Input records Block Start

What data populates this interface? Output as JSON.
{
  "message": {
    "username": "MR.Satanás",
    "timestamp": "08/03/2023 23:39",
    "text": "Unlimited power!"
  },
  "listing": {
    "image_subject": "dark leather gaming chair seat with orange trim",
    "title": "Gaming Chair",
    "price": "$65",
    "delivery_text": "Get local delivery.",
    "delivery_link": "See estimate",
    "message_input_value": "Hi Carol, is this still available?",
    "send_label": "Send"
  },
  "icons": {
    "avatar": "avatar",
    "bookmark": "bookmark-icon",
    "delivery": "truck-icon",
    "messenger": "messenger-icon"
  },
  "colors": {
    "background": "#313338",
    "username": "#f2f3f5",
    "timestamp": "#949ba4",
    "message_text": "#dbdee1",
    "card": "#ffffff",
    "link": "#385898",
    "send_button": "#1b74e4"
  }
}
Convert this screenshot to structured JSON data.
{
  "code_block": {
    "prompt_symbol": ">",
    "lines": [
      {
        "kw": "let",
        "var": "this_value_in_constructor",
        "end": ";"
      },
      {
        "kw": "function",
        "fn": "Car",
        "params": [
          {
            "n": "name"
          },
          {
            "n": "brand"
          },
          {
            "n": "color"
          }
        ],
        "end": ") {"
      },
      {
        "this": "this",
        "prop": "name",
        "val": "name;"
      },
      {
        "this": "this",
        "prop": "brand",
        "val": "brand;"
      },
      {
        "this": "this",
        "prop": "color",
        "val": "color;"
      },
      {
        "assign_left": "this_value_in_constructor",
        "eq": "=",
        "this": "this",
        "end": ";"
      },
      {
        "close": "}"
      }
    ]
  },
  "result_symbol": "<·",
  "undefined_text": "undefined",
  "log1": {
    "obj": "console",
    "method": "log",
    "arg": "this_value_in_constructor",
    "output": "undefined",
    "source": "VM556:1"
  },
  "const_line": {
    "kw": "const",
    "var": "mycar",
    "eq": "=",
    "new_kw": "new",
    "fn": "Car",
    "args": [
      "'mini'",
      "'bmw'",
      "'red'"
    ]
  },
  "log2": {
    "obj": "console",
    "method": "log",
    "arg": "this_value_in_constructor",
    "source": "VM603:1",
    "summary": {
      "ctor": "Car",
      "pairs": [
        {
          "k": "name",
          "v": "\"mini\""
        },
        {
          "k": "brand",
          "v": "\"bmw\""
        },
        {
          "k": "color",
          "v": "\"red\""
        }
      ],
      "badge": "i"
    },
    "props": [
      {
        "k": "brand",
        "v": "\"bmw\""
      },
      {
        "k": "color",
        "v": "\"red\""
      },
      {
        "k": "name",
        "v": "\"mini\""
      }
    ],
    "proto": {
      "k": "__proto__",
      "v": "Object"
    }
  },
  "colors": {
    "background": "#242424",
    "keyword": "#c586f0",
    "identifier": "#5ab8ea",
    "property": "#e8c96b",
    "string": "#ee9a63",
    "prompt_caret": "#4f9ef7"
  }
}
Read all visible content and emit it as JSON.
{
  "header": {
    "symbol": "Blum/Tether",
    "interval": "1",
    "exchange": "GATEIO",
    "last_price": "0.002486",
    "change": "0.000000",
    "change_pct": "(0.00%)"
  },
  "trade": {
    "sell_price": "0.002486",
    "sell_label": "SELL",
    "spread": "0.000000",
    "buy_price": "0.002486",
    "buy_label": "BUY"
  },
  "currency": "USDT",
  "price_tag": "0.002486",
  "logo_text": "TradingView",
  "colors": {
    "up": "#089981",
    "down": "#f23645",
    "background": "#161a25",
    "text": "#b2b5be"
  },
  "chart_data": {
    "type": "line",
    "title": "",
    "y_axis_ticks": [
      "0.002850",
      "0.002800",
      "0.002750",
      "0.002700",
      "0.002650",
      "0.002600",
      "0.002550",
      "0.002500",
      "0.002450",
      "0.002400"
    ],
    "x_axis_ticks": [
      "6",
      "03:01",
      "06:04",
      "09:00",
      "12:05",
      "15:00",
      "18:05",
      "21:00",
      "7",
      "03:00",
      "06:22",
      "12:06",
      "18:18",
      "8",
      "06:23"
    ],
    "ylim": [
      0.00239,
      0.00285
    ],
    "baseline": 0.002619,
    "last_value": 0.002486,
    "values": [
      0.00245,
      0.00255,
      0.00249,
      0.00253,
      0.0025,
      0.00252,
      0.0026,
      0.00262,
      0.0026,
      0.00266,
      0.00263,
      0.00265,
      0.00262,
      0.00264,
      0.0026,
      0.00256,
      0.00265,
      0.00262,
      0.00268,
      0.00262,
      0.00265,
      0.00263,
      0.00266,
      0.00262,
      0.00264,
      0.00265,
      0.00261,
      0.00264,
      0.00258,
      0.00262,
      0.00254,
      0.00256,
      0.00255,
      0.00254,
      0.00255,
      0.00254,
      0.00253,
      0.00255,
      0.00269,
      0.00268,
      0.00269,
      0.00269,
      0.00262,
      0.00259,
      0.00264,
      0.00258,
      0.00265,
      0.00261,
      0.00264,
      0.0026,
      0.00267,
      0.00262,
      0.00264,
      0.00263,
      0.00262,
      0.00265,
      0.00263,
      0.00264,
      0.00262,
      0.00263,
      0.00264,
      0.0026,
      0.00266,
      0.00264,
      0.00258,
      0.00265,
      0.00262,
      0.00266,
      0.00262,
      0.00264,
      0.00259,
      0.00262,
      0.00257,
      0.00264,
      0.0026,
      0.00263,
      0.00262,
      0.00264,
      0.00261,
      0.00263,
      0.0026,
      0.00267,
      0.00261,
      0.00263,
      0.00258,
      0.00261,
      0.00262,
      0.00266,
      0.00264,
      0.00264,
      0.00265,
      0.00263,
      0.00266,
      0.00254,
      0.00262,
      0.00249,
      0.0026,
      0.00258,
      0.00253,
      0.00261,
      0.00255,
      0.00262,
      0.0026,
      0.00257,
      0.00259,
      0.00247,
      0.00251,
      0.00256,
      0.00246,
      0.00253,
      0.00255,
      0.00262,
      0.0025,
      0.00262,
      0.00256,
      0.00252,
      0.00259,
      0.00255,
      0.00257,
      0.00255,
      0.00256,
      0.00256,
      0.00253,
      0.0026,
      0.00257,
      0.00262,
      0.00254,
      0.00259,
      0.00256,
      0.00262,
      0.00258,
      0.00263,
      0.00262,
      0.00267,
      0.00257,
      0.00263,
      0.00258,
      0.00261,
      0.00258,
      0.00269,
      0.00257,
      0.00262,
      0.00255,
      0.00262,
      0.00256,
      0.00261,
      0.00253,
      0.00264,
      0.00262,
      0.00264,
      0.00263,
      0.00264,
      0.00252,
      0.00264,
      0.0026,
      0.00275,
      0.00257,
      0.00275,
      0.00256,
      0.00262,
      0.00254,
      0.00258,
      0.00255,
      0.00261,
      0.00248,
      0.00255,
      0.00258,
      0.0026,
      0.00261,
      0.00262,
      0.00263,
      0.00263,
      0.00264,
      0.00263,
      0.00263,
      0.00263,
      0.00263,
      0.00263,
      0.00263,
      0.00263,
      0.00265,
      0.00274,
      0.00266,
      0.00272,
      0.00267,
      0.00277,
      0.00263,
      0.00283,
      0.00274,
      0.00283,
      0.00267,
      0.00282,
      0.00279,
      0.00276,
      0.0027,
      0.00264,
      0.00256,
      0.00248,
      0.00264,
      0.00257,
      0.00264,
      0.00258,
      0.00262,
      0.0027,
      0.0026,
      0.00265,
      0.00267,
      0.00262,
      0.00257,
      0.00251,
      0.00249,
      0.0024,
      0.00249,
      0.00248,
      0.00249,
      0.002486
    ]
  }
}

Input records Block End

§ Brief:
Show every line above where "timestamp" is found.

§ Reply to the exercise:
    "timestamp": "08/03/2023 23:39",
    "timestamp": "#949ba4",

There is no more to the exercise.